Boat-shaped Longquan Kiln celadon yandi

Yuan dynasty (1271–1368)

Height overall 9.1 cm, Length 16.2 cm, Length of base 6.5 cm

(small cup for adding water to an inkstone)

Th e yandi, also known as shuidi, was an indispensable object on the table of a man of letters. According to Zhao Xihu of the Song dynasty, ‘ancient people had no shuidi. They ground the ink stick in the morning until the hollow of the inkstone was filled with ink, which would last a day. When used up, they ground the ink stick again. Because of this, they had yu (wide-mouthed jar) [instead of yandi].’ Yandi can be made of metal, jade or stone,

but most are made of porcelain. Toad-shaped yandi were popular during the Six Dynasties. Later their shapes became more diverse, but almost all were modelled on living things, such as gourds, melons and other fruits. The boat-shaped yandi is a rarity, carefully crafted with openwork parapets and budtopped posts on both sides and upturned eaves on the awnings in the middle and at the stern. A pair of lovers sits in the boat. The boatman in a straw rain cape climbs up the awning for his bamboo hat. With the lake-green glaze the vessel is an embodiment of
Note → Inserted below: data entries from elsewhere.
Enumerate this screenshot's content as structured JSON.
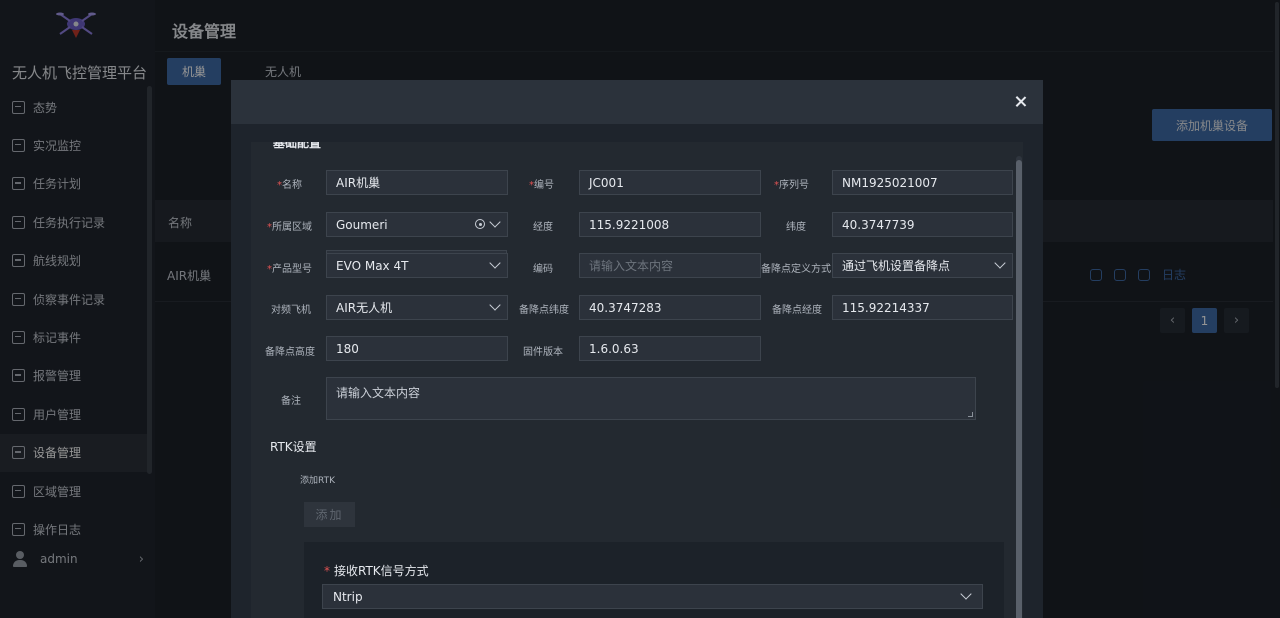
{
  "app": {
    "title": "无人机飞控管理平台"
  },
  "sidebar": {
    "items": [
      {
        "label": "态势",
        "icon": "chart-icon"
      },
      {
        "label": "实况监控",
        "icon": "monitor-icon"
      },
      {
        "label": "任务计划",
        "icon": "calendar-icon"
      },
      {
        "label": "任务执行记录",
        "icon": "list-icon"
      },
      {
        "label": "航线规划",
        "icon": "route-icon"
      },
      {
        "label": "侦察事件记录",
        "icon": "record-icon"
      },
      {
        "label": "标记事件",
        "icon": "mark-icon"
      },
      {
        "label": "报警管理",
        "icon": "alarm-icon"
      },
      {
        "label": "用户管理",
        "icon": "user-icon"
      },
      {
        "label": "设备管理",
        "icon": "device-icon",
        "active": true
      },
      {
        "label": "区域管理",
        "icon": "area-icon"
      },
      {
        "label": "操作日志",
        "icon": "log-icon"
      }
    ],
    "user": "admin"
  },
  "header": {
    "page_title": "设备管理"
  },
  "tabs": [
    {
      "label": "机巢"
    },
    {
      "label": "无人机"
    }
  ],
  "toolbar": {
    "add_label": "添加机巢设备"
  },
  "table": {
    "column_name": "名称",
    "rows": [
      {
        "name": "AIR机巢",
        "log_label": "日志"
      }
    ]
  },
  "pagination": {
    "current": "1"
  },
  "modal": {
    "section_title": "基础配置",
    "fields": {
      "name": {
        "label": "名称",
        "value": "AIR机巢"
      },
      "code": {
        "label": "编号",
        "value": "JC001"
      },
      "serial": {
        "label": "序列号",
        "value": "NM1925021007"
      },
      "region": {
        "label": "所属区域",
        "value": "Goumeri"
      },
      "longitude": {
        "label": "经度",
        "value": "115.9221008"
      },
      "latitude": {
        "label": "纬度",
        "value": "40.3747739"
      },
      "product_model": {
        "label": "产品型号",
        "value": "EVO Max 4T"
      },
      "encoding": {
        "label": "编码",
        "placeholder": "请输入文本内容"
      },
      "backup_method": {
        "label": "备降点定义方式",
        "value": "通过飞机设置备降点"
      },
      "paired_drone": {
        "label": "对频飞机",
        "value": "AIR无人机"
      },
      "backup_lat": {
        "label": "备降点纬度",
        "value": "40.3747283"
      },
      "backup_lng": {
        "label": "备降点经度",
        "value": "115.92214337"
      },
      "backup_alt": {
        "label": "备降点高度",
        "value": "180"
      },
      "firmware": {
        "label": "固件版本",
        "value": "1.6.0.63"
      },
      "remark": {
        "label": "备注",
        "placeholder": "请输入文本内容"
      }
    },
    "rtk": {
      "title": "RTK设置",
      "add_label": "添加RTK",
      "add_button": "添加",
      "signal_label": "接收RTK信号方式",
      "signal_value": "Ntrip"
    }
  }
}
the taste and refinement of ancient men of letters. The Longquan Kiln of the Yuan dynasty combined the southern and northern techniques. This vessel is a marvellous integration of various techniques, including openwork carving, appliqué and stamping.(Shen Qionghua)